Within the physique, these non-neutralizing antibodies might activate different immune cells to get rid of the coronavirus, Slifka says. Plus, individuals who have recovered from infections have long-lasting immune cells that stick round within the blood and make antibodies if an individual is re-exposed to the coronavirus. Such cells might produce antibodies that may even bind to mutated viruses (SN: 11/24/20).
Consultants nonetheless don’t know what metrics, similar to antibody ranges within the blood, sign if an individual is protected against the coronavirus. That makes it laborious to inform from experiments achieved with lab-grown cells whether or not low ranges of neutralizing antibodies are sufficient to cease an an infection in an individual or defend them from growing extreme COVID-19, says Stuart Ray, a virologist and infectious illness doctor at Johns Hopkins College College of Medication.
Vaccine makers’ response
Whereas the preliminary outcomes trace at some hassle for vaccines, there’s not but sufficient proof to push scientists to start giving individuals up to date photographs. For that, “I feel we’d have to see proof of reinfections in individuals who had nicely demonstrated immune responses” to the coronavirus, Ray says.
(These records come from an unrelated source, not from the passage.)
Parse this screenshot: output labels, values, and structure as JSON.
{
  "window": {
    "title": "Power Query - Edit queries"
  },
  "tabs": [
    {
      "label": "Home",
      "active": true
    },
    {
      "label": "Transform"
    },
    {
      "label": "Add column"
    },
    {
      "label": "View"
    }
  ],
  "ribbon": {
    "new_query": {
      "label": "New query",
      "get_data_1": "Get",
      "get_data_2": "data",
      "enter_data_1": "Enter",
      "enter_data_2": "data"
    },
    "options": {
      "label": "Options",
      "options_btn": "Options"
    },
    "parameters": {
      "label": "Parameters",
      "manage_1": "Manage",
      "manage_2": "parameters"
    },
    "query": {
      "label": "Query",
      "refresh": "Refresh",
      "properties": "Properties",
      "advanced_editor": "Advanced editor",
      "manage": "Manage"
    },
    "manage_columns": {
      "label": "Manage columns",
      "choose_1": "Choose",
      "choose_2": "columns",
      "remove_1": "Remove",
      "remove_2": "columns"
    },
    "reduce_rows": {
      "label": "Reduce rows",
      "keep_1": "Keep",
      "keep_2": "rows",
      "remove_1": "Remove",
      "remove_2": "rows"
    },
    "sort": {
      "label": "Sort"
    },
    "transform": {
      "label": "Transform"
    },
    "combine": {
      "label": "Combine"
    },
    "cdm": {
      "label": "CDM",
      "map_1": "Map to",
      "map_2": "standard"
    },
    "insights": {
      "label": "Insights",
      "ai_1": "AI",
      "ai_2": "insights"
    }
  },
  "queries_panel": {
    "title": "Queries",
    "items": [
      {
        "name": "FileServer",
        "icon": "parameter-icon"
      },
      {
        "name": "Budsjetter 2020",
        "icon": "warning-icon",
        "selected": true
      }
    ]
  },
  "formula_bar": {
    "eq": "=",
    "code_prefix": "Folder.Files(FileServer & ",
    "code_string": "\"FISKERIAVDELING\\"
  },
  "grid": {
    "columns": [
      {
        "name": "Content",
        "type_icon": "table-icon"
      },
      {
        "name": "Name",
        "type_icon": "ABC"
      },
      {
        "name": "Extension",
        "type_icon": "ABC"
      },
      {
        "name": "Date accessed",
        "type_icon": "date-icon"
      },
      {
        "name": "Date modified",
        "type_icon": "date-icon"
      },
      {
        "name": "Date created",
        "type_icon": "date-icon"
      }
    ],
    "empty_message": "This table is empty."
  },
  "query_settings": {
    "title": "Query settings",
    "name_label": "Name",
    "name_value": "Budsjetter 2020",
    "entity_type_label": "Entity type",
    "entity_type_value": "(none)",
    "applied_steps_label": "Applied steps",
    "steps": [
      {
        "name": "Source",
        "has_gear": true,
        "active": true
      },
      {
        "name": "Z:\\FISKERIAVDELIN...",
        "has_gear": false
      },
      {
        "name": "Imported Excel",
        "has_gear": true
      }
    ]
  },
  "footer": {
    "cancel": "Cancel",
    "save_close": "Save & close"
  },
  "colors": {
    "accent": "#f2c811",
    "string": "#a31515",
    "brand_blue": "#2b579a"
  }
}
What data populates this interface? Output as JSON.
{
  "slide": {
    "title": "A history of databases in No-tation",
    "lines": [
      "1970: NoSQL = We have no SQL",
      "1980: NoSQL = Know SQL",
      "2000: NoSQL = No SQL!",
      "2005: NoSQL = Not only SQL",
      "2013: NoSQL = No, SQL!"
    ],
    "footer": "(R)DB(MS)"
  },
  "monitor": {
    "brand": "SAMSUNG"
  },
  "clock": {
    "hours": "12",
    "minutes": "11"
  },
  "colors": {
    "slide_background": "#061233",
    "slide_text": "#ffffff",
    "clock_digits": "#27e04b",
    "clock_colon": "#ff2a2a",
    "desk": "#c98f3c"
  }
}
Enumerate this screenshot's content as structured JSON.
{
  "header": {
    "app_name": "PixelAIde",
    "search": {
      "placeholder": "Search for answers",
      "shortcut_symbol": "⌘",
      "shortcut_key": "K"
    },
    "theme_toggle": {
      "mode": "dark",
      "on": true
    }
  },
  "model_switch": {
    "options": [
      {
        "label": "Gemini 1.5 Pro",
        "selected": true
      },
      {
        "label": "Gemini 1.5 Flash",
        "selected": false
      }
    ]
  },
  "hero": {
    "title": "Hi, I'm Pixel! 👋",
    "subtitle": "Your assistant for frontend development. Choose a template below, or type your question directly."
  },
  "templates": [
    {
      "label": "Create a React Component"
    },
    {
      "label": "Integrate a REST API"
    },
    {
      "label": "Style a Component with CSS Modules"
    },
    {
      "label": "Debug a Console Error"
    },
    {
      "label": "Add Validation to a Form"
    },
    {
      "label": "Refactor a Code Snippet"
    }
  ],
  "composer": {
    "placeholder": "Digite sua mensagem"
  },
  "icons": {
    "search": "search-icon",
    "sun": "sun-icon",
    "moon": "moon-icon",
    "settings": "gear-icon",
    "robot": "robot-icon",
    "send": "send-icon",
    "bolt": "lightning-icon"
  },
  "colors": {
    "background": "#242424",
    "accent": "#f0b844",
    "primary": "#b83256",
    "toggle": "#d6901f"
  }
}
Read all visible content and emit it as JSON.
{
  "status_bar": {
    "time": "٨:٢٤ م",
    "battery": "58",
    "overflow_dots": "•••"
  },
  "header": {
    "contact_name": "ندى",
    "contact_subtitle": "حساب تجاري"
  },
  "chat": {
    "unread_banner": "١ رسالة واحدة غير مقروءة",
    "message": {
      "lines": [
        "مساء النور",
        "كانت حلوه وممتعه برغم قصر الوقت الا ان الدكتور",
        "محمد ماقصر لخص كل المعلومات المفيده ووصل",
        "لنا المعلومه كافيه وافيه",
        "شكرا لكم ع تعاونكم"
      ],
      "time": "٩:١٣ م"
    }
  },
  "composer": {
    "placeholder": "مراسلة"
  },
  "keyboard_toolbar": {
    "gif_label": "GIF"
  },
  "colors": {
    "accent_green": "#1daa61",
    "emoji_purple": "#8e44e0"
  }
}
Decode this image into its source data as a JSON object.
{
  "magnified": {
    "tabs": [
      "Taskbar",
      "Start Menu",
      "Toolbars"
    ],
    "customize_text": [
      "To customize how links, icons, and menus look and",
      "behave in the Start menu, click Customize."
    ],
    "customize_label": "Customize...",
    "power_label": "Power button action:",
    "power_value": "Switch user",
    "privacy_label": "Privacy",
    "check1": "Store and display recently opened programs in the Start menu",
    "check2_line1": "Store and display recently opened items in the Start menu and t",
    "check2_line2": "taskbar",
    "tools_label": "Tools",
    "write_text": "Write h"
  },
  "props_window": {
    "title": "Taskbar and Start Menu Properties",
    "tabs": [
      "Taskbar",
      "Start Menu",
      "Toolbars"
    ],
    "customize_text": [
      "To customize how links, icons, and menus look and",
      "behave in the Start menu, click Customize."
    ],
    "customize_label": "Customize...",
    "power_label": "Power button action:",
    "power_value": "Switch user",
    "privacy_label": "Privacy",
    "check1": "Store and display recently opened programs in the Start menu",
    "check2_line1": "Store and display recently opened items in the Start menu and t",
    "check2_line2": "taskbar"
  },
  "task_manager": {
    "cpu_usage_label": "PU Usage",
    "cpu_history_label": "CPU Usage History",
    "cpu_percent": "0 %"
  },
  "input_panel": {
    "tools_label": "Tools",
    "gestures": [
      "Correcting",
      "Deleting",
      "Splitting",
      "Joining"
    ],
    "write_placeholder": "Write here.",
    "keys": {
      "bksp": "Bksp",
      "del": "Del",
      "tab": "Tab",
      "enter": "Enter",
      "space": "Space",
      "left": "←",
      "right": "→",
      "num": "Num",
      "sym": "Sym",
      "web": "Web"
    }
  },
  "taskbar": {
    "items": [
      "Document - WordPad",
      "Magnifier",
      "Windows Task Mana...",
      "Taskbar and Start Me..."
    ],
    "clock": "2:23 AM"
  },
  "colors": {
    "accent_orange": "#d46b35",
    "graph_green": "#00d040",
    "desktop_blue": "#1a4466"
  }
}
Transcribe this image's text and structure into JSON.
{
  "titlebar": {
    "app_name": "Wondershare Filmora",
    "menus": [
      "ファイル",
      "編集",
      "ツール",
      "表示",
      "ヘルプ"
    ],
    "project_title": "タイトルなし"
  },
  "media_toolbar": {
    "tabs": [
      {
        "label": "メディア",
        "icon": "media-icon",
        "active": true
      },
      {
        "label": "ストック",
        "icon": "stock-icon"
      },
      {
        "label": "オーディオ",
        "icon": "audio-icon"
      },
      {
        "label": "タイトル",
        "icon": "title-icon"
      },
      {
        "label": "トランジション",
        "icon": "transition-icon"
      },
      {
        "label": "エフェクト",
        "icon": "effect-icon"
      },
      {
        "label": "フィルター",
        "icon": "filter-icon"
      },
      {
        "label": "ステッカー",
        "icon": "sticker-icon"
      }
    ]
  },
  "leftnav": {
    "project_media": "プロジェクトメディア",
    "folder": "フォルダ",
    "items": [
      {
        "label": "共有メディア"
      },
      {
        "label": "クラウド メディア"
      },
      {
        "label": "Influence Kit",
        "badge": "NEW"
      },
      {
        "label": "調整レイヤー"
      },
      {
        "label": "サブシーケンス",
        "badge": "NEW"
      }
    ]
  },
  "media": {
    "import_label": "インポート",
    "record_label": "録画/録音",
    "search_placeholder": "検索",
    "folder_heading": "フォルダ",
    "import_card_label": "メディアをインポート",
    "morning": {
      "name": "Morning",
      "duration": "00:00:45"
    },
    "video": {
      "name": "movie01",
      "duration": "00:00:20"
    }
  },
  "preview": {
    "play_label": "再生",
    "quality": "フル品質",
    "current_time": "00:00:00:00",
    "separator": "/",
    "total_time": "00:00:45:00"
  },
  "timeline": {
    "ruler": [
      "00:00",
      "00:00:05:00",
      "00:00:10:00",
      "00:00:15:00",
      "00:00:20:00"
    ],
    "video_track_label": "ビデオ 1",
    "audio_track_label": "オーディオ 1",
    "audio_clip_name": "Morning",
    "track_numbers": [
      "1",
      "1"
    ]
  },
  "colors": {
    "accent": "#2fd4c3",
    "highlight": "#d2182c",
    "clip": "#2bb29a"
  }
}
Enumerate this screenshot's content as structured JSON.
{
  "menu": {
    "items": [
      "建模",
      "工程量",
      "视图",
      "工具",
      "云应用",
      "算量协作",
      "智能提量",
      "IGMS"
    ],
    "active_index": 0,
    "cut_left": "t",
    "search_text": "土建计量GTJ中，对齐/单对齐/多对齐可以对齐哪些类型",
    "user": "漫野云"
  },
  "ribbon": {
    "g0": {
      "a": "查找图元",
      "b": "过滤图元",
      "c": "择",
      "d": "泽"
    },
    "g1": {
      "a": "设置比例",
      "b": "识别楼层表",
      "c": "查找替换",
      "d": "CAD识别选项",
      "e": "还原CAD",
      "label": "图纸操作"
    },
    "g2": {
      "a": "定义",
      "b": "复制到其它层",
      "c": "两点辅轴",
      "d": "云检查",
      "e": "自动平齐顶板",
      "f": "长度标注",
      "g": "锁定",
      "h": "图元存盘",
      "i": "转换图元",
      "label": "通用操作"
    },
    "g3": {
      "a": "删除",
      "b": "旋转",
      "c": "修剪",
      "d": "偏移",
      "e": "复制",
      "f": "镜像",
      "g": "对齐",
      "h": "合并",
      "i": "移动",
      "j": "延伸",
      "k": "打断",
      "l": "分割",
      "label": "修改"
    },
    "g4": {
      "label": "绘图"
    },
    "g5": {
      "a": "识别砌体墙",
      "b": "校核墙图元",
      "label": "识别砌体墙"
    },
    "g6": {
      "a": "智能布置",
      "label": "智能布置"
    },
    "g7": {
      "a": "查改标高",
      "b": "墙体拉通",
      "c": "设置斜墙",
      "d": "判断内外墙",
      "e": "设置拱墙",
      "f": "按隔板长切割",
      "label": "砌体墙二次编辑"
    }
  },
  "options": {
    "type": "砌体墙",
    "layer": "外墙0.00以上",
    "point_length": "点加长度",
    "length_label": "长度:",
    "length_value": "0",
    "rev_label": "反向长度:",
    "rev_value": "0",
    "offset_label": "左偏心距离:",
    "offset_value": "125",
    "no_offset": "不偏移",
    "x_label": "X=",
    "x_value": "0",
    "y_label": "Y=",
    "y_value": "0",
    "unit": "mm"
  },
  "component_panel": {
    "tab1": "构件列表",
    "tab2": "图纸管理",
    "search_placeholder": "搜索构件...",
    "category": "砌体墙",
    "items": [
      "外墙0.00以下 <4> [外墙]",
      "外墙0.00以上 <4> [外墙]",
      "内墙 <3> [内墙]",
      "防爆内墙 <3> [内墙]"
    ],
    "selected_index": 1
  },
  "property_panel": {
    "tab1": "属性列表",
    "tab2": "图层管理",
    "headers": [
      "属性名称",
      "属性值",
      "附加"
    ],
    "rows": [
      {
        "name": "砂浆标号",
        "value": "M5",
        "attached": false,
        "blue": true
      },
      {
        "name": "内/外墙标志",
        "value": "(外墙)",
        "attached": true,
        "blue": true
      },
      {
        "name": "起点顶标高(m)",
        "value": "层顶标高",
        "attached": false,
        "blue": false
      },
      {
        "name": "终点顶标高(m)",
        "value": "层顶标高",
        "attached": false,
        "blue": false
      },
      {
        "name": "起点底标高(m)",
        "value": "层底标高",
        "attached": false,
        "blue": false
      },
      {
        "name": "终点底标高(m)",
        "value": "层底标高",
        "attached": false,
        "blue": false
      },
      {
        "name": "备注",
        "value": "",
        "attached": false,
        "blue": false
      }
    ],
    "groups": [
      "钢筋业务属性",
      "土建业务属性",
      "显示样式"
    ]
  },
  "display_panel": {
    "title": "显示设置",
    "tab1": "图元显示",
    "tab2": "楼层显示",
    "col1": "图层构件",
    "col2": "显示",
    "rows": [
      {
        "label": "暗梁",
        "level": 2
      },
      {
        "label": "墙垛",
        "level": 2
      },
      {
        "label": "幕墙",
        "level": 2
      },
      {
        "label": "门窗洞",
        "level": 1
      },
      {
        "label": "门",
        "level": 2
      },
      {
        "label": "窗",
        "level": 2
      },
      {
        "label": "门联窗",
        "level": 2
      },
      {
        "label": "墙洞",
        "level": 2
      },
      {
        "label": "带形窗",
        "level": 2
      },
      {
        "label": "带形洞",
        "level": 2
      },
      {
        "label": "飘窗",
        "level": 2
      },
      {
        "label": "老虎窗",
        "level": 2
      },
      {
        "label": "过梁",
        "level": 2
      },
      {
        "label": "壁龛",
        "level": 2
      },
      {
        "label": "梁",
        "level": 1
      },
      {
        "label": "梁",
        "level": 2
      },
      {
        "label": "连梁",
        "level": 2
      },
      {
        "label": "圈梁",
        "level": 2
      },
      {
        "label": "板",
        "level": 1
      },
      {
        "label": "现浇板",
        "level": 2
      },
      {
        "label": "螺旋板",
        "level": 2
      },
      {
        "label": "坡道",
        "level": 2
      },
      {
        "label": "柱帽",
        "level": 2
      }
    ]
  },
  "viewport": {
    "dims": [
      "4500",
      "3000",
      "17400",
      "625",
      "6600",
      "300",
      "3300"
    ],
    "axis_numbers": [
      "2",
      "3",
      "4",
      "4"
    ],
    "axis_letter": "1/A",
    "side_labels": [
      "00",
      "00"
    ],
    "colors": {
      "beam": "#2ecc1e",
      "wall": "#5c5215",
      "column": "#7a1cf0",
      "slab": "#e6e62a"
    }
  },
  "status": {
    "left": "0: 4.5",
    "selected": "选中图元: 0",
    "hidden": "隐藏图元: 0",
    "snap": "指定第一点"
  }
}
If it did come to that time, some sorts of vaccines may very well be simpler to replace than others. A brand new model of mRNA vaccines like Pfizer’s and Moderna’s may very well be made within the lab in a couple of days, says John Mascola, director of the Dale and Betty Bumpers Vaccine Analysis Heart at NIAID. Moderna introduced January 25 that the corporate plans to run scientific trials to check whether or not vaccinated individuals might get a 3rd dose of its vaccine. Moderna can be planning to check a booster shot that makes use of a protein from the coronavirus variant in South Africa. Pfizer has mentioned that the corporate is laying the groundwork to tweak its vaccine.
Different vaccines, like AstraZeneca’s or Johnson & Johnson’s, should be produced in lab-grown cells, which might take a couple of weeks (SN: 11/23/20). Firms would then have to ramp up manufacturing for tens of millions of doses, which takes time.
However one complication is how regulatory companies just like the FDA may wish to take a look at up to date vaccines tweaked to focus on new coronavirus variants. To this point, that’s unclear. If consultants be taught what immune system indicators correlate with immunity in ongoing scientific trials, new vaccines is perhaps examined in tens or lots of of individuals — as companies already do for up to date influenza vaccines — reasonably than tens of 1000’s. However for now, Mascola says, “it’s uncharted territory.”